Mark Teixiera singled and Robinson Cano did the same (breaking an 0-for-29 megaslump), bringing Ibanez to the plate with two on and two outs. Ibanez did hit his game-winning homer in that ALDS Game 3 off a lefty, Brian Matusz. He’d also hit .197 with no homers in 65 plate appearances against southpaws this season, with an ugly .639 OPS from 2009 through 2011 facing lefties. You could argue that the Tigers would have countered with a right-hander like Joaquin Benoit or Octavio Dotel if Girardi subbed in A-Rod for Ibanez. But this ignores Benoit’s very even splits, and the Yankees being able to counter any conceivable move with Swisher the switch-hitter. Girardi leaving in Ibanez with the game on the line came down to pixie dust worship: Ibanez had been on fire, producing a series of huge hits for the Yankees over the past couple weeks. But he still might be the worst Yankee hitter on the roster against left-handers, and Coke offered a gigantic split ripe for exploiting. Never happened. Ibanez worked the count to 3-2, then Coke struck him out on a wicked slider to end the game.
There’s no guarantee that using A-Rod or Swisher at some point would have salvaged the game for the Yankees. But the bottom line is that the Bombers are now one game from being ousted from the playoffs. And for one night at least, their manager didn’t give them their best chance to win.
In a colum entitled “Joe Girardi plays the percentages . . . until he doesn’t,” Rob Neyer of SB Nation is even less charitable:
So Girardi had a choice: Raúl Ibañez and his massive platoon splits against a left-handed pitcher with big platoon splits, or switch-hitter Nick Swisher against a right-handed pitcher. Swisher, in his career, hasn’t been great against right-handed pitchers but he’s been good, with an 820 OPS.
Essentially, Joe Girardi gave up somewhere between 200 and 250 points of OPS when he chose Raúl Ibañez over Nick Swisher. Unless you believe that Swisher really can’t hit in October, and Ibañez is still covered with a layer of that magical pixie dust.
Which Joe Girardi apparently does. Or maybe he doesn’t.
It’s a funny thing, though. You can’t really say you’re making unorthodox moves because it’s time to play the percentages, and then turn around nine innings later and completely ignore the percentages.
I mean, you can do that. It’s just a lousy way to win baseball games.
The short work was over; from here on Verlander honestly labored.
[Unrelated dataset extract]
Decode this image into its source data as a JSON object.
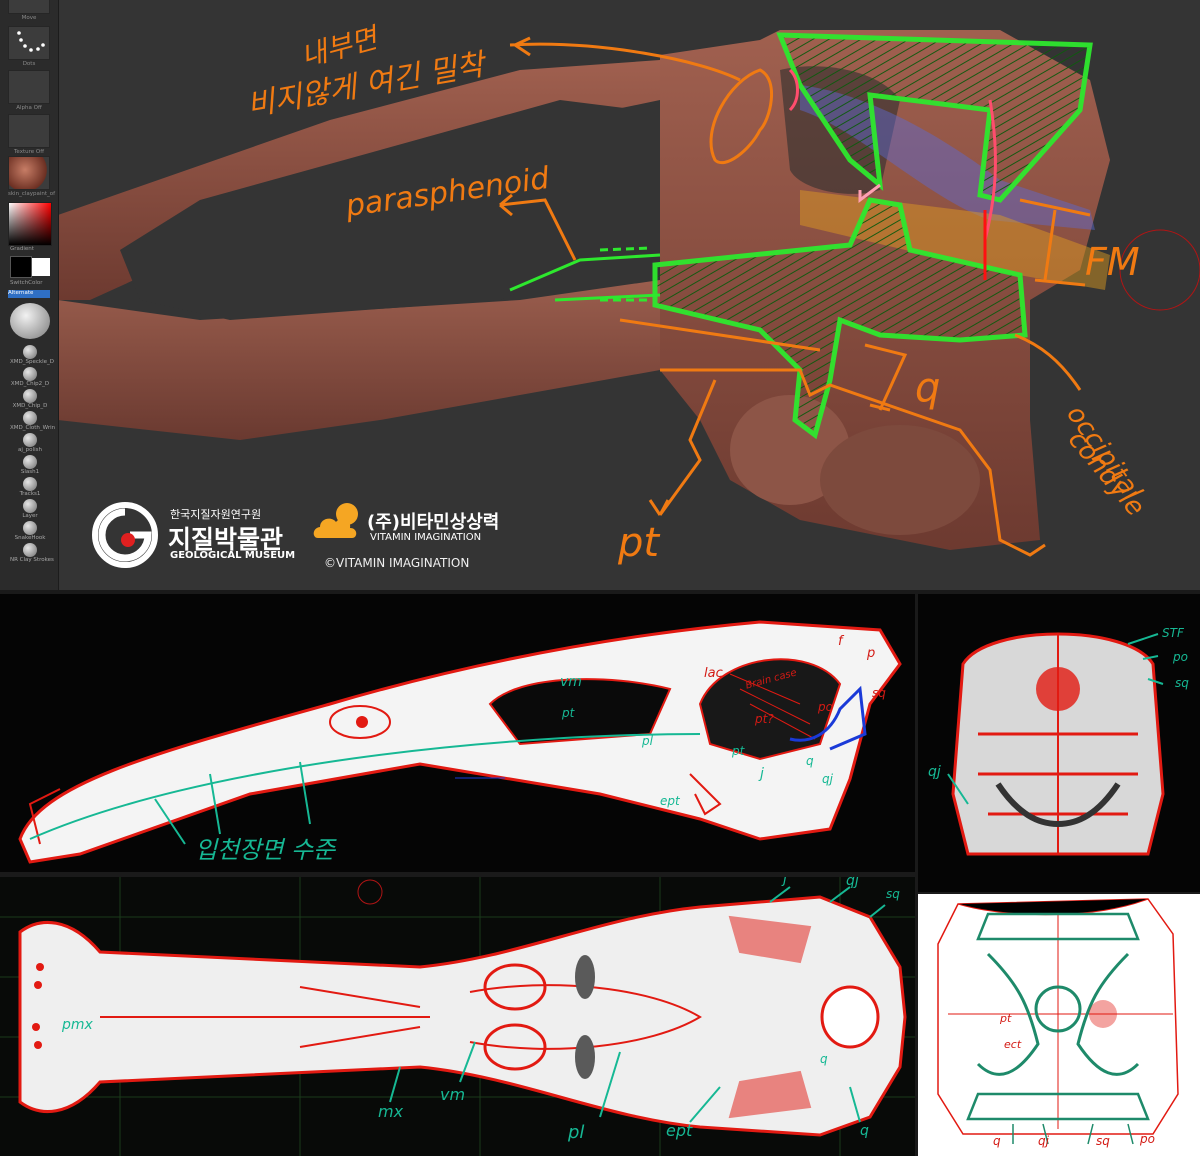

It took 99 pitches to record his final 16 after just 33 for the first nine. Verlander lost control of the first-pitch strike, throwing just seven to 19 batters faced beyond the fourth.
“The approach was to get ahead and be agressive . . . kind of went out the window in the 4th,” Verlander said in his postgame press conference. . . .
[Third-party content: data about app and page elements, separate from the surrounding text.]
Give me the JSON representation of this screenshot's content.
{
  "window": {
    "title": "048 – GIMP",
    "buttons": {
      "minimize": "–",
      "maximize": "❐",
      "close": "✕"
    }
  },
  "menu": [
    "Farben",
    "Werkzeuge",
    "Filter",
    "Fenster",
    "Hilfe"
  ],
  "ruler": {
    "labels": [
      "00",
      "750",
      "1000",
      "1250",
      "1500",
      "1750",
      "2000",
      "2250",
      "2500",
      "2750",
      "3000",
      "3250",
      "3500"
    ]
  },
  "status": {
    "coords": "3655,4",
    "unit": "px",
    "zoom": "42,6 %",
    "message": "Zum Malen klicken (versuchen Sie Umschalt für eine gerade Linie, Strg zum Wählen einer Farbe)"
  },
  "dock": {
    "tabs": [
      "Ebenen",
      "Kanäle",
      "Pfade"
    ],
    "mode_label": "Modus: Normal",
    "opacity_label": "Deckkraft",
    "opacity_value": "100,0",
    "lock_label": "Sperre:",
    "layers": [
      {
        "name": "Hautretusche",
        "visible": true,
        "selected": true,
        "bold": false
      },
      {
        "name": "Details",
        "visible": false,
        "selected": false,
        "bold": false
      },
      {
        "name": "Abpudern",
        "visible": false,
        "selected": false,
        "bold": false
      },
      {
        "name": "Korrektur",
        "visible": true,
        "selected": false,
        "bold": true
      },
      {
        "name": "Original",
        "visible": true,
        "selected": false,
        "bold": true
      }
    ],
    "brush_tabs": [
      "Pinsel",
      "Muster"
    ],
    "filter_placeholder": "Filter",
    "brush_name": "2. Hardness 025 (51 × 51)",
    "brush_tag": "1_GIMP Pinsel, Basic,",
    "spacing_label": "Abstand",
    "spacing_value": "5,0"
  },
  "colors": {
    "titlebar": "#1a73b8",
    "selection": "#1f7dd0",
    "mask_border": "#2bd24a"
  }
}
After sticking to the fastball completely, Verlander engaged his secondary pitches as the Yankees took their second and third hacks against him. Verlander threw 47 pitches in the last six innings with either two strikes or in an 0-1 count — 12 curveballs, eight changeups and five sliders (or 25 total off-speed pitches) against 22 fastballs. When he owned the advantage, Verlander aggressively used his off-speed pitches to try and end at-bats.
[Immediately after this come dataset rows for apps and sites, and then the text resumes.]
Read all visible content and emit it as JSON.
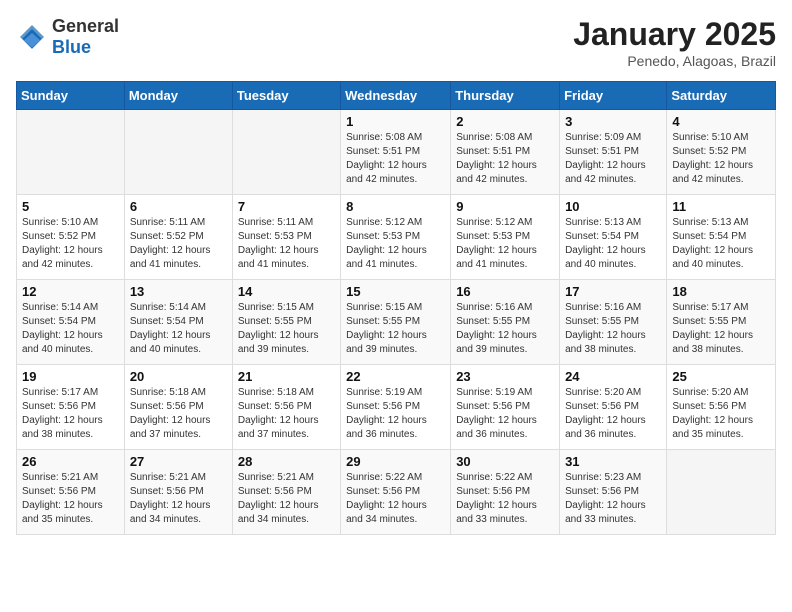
{
  "logo": {
    "general": "General",
    "blue": "Blue"
  },
  "title": "January 2025",
  "subtitle": "Penedo, Alagoas, Brazil",
  "days_of_week": [
    "Sunday",
    "Monday",
    "Tuesday",
    "Wednesday",
    "Thursday",
    "Friday",
    "Saturday"
  ],
  "weeks": [
    [
      {
        "day": "",
        "info": ""
      },
      {
        "day": "",
        "info": ""
      },
      {
        "day": "",
        "info": ""
      },
      {
        "day": "1",
        "info": "Sunrise: 5:08 AM\nSunset: 5:51 PM\nDaylight: 12 hours and 42 minutes."
      },
      {
        "day": "2",
        "info": "Sunrise: 5:08 AM\nSunset: 5:51 PM\nDaylight: 12 hours and 42 minutes."
      },
      {
        "day": "3",
        "info": "Sunrise: 5:09 AM\nSunset: 5:51 PM\nDaylight: 12 hours and 42 minutes."
      },
      {
        "day": "4",
        "info": "Sunrise: 5:10 AM\nSunset: 5:52 PM\nDaylight: 12 hours and 42 minutes."
      }
    ],
    [
      {
        "day": "5",
        "info": "Sunrise: 5:10 AM\nSunset: 5:52 PM\nDaylight: 12 hours and 42 minutes."
      },
      {
        "day": "6",
        "info": "Sunrise: 5:11 AM\nSunset: 5:52 PM\nDaylight: 12 hours and 41 minutes."
      },
      {
        "day": "7",
        "info": "Sunrise: 5:11 AM\nSunset: 5:53 PM\nDaylight: 12 hours and 41 minutes."
      },
      {
        "day": "8",
        "info": "Sunrise: 5:12 AM\nSunset: 5:53 PM\nDaylight: 12 hours and 41 minutes."
      },
      {
        "day": "9",
        "info": "Sunrise: 5:12 AM\nSunset: 5:53 PM\nDaylight: 12 hours and 41 minutes."
      },
      {
        "day": "10",
        "info": "Sunrise: 5:13 AM\nSunset: 5:54 PM\nDaylight: 12 hours and 40 minutes."
      },
      {
        "day": "11",
        "info": "Sunrise: 5:13 AM\nSunset: 5:54 PM\nDaylight: 12 hours and 40 minutes."
      }
    ],
    [
      {
        "day": "12",
        "info": "Sunrise: 5:14 AM\nSunset: 5:54 PM\nDaylight: 12 hours and 40 minutes."
      },
      {
        "day": "13",
        "info": "Sunrise: 5:14 AM\nSunset: 5:54 PM\nDaylight: 12 hours and 40 minutes."
      },
      {
        "day": "14",
        "info": "Sunrise: 5:15 AM\nSunset: 5:55 PM\nDaylight: 12 hours and 39 minutes."
      },
      {
        "day": "15",
        "info": "Sunrise: 5:15 AM\nSunset: 5:55 PM\nDaylight: 12 hours and 39 minutes."
      },
      {
        "day": "16",
        "info": "Sunrise: 5:16 AM\nSunset: 5:55 PM\nDaylight: 12 hours and 39 minutes."
      },
      {
        "day": "17",
        "info": "Sunrise: 5:16 AM\nSunset: 5:55 PM\nDaylight: 12 hours and 38 minutes."
      },
      {
        "day": "18",
        "info": "Sunrise: 5:17 AM\nSunset: 5:55 PM\nDaylight: 12 hours and 38 minutes."
      }
    ],
    [
      {
        "day": "19",
        "info": "Sunrise: 5:17 AM\nSunset: 5:56 PM\nDaylight: 12 hours and 38 minutes."
      },
      {
        "day": "20",
        "info": "Sunrise: 5:18 AM\nSunset: 5:56 PM\nDaylight: 12 hours and 37 minutes."
      },
      {
        "day": "21",
        "info": "Sunrise: 5:18 AM\nSunset: 5:56 PM\nDaylight: 12 hours and 37 minutes."
      },
      {
        "day": "22",
        "info": "Sunrise: 5:19 AM\nSunset: 5:56 PM\nDaylight: 12 hours and 36 minutes."
      },
      {
        "day": "23",
        "info": "Sunrise: 5:19 AM\nSunset: 5:56 PM\nDaylight: 12 hours and 36 minutes."
      },
      {
        "day": "24",
        "info": "Sunrise: 5:20 AM\nSunset: 5:56 PM\nDaylight: 12 hours and 36 minutes."
      },
      {
        "day": "25",
        "info": "Sunrise: 5:20 AM\nSunset: 5:56 PM\nDaylight: 12 hours and 35 minutes."
      }
    ],
    [
      {
        "day": "26",
        "info": "Sunrise: 5:21 AM\nSunset: 5:56 PM\nDaylight: 12 hours and 35 minutes."
      },
      {
        "day": "27",
        "info": "Sunrise: 5:21 AM\nSunset: 5:56 PM\nDaylight: 12 hours and 34 minutes."
      },
      {
        "day": "28",
        "info": "Sunrise: 5:21 AM\nSunset: 5:56 PM\nDaylight: 12 hours and 34 minutes."
      },
      {
        "day": "29",
        "info": "Sunrise: 5:22 AM\nSunset: 5:56 PM\nDaylight: 12 hours and 34 minutes."
      },
      {
        "day": "30",
        "info": "Sunrise: 5:22 AM\nSunset: 5:56 PM\nDaylight: 12 hours and 33 minutes."
      },
      {
        "day": "31",
        "info": "Sunrise: 5:23 AM\nSunset: 5:56 PM\nDaylight: 12 hours and 33 minutes."
      },
      {
        "day": "",
        "info": ""
      }
    ]
  ]
}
On 33 other occasions, Verlander found himself behind in the count (excluding full). He threw five changeups and one slider.
Verlander’s mid-game alterations proved quite successful, and this morning the Yankees found themselves facing elimination.